And all I think about and hope for is that Minnie doesn’t start barking or crying to get out…
But, like the good girl that she is, she doesn’t say a word and I finally can drive off. She will stay there in the back and wait for me in silence until the time I return from my visit of the site.
A first glance of the glacier.
The tiny, little, small thing you see in the center/right area of the photo is a boat. A large boat.
Gives you an idea of the size of this icy giant.
Welcome to the Perito Moreno glacier.
If this is not classified as one of the worlds wonder then there’s a mistake somewhere…
What’s most intriguing is the fact that it kind of feels like this thing is alive.
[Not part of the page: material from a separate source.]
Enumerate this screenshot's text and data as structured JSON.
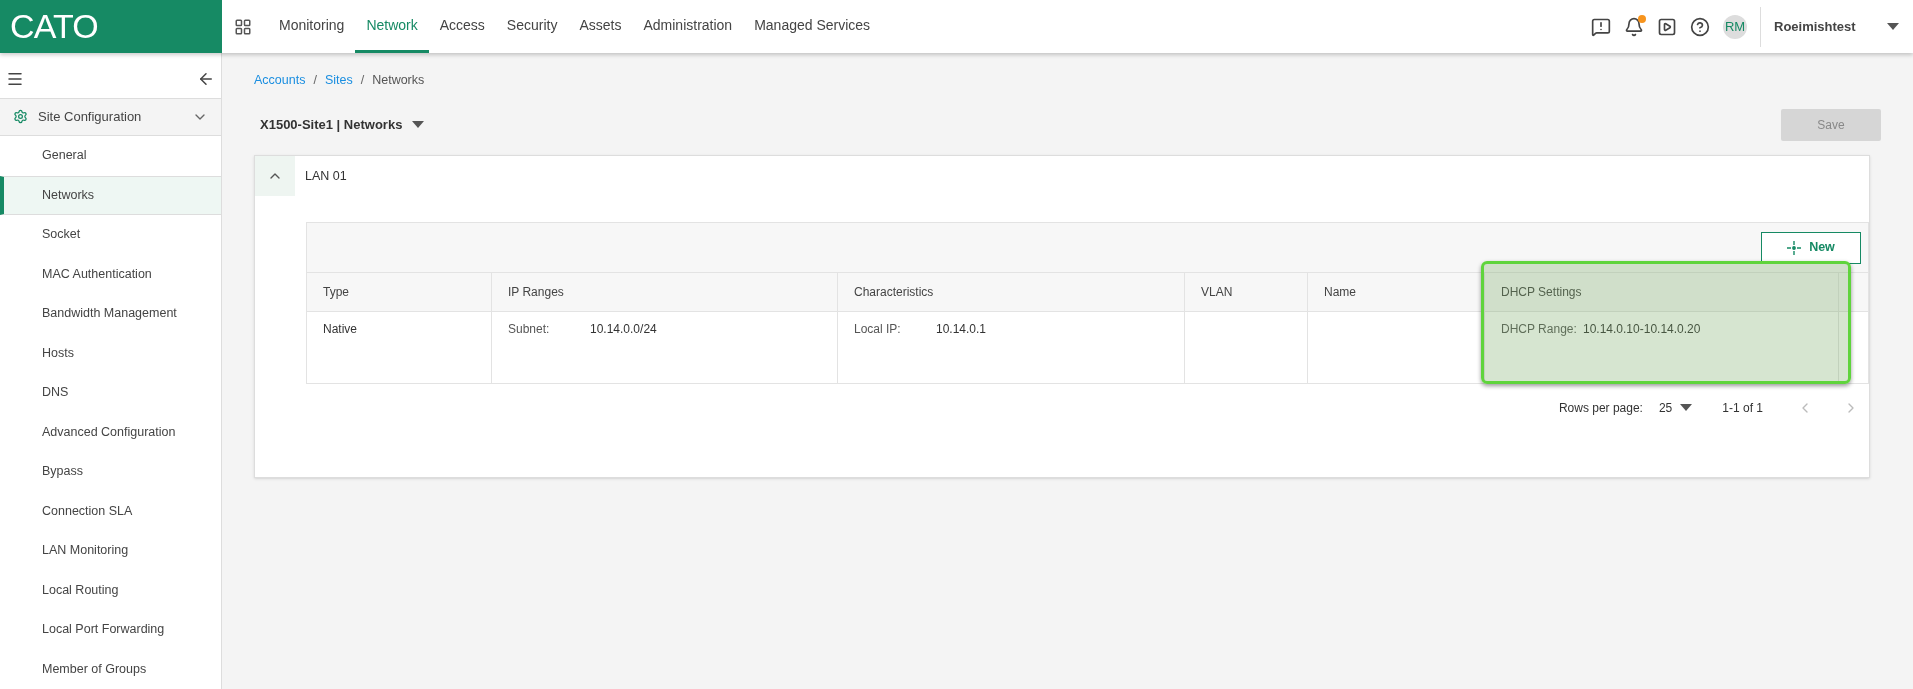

It moves and it cracks non-stop. Every, say 20 seconds, BOOM! CRRRRRACK! PAF! Then, all of a sudden, a piece of it separates and falls in the water down below (like on the first photo). The sound, when the ice touches the water resonnates like an explosion: BOOOOOM!!!! That’s because each piece litteraly weighs tons!
Looking good! (The man, not just the ice).
After about two hours, I leave the park and finally free Minnie. She is in great spirits as always.
It’s getting late so I sleep here in Calafate.
The following day, I leave early in hopes of making good time.
I’ve driven about 90 kms when I hear a light noise coming from the back of the truck. Sort of a repeating “click, click, click”. But the road isn’t that good and I can’t hear too well for all the other noises. It could very well come from all the cracks in the pavement. In any case, the noise stops 10 seconds later.
Then another 15 seconds later, nothing. Like really nothing. I step on the pedal, the engine revs up but I’m not accelerating.
No more propulsion.
VROOOOM, VROOOOM! But I’m constantly slowing down.
I try changing gear, 3rd, 2nd, 1st, nothing. And I’m slowing down quickly.
90 – 80km/h
I need to make a decision and fast.
70 – 60km/h
A problem that suddenly appears like that is probably pretty serious.
50 – 40km/h
Chances are I might need a tow truck.
30 – 20km/h
Still nothing. I could easily drive down the ditch and farther from the road but…
20 – 10km/h
…It would make things more complicated for the tow truck if need be.
10 – 0km/h
Well, that’s it. I reach a grinding stop. Stranded, by the side of the road, alone in Patagonia…
I start by trying all the gears one more time, including reverse.
Then, I try shifting the transfer case into the short gears to see if that works.
I get out of the car and immediately see smoke coming from the tip of the rear axel on the right hand side. The axel housing is blackened and has a strong smell of overheated metal to it… Just getting closer to it, you can feel the heat…
I get back in the car and engage 4X4 figuring I could move using the front wheel traction to, at least, go back to Calafate. But No4 refuses to move. When I slowly let go the clutch, he grunts, he bends out of shape from pain, he wants to die but he’s not moving. Like everything would be frozen solid; in 20 degree weather…
I need a tow truck.
I get the cell phone out but, of course, there’s no service out here in the middle of nowhere.
I’m 90 kms from Calafate, where there’s not much; 250 kms from the next village, where there’s nothing; and 900 kms from my ultimate goal, Ushuaia.
Out of a 57,000kms trip.
No cell. Nobody in sight. The wind howling.
I’m this deep in shit…